Search term "this": please show all lines in the listing that contain it.
┌──
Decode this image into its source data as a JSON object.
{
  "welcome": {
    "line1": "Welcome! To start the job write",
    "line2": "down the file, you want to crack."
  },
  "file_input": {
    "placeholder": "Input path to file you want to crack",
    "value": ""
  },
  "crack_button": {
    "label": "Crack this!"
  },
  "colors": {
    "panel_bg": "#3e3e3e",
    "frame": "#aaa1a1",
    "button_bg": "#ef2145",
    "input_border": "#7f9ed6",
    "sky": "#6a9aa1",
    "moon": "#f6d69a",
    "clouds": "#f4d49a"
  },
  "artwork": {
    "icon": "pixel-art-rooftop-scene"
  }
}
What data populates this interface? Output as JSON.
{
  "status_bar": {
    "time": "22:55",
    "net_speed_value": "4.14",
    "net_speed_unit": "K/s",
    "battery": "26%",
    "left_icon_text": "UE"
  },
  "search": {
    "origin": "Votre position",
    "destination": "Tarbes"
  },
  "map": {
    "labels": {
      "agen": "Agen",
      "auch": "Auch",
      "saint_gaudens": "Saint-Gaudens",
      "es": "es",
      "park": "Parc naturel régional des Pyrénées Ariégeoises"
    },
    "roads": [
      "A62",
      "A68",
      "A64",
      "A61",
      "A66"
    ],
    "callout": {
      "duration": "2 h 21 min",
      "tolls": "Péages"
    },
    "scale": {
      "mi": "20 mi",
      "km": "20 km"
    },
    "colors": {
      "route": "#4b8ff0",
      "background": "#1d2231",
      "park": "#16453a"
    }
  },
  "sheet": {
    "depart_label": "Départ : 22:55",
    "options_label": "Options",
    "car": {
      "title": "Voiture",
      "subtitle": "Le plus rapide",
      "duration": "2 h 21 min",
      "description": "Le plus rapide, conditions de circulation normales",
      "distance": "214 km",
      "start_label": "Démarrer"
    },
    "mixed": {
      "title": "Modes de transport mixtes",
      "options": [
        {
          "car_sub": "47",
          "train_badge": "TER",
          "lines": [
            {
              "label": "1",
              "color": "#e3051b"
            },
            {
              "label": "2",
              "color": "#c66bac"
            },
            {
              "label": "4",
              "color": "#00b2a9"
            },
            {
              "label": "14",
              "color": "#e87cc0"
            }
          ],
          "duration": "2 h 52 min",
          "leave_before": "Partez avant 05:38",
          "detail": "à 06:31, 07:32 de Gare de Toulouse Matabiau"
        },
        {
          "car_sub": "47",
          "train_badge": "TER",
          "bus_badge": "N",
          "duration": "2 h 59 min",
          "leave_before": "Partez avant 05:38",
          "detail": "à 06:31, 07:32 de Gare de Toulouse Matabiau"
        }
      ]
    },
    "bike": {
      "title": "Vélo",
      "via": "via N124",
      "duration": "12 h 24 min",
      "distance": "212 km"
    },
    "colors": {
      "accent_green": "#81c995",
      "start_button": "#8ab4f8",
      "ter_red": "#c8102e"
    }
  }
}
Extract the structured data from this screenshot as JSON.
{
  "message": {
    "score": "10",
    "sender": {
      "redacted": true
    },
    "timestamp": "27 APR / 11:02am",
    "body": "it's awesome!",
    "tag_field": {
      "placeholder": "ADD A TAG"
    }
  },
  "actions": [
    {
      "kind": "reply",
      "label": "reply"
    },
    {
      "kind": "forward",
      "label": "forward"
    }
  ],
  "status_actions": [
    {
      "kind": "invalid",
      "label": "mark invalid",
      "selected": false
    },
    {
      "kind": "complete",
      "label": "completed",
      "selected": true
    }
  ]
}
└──
▶ [Output of the exercise]:
Decode this image into its source data as a JSON object.
    "label": "Crack this!"
What data populates this interface? Output as JSON.
Extract the structured data from this screenshot as JSON.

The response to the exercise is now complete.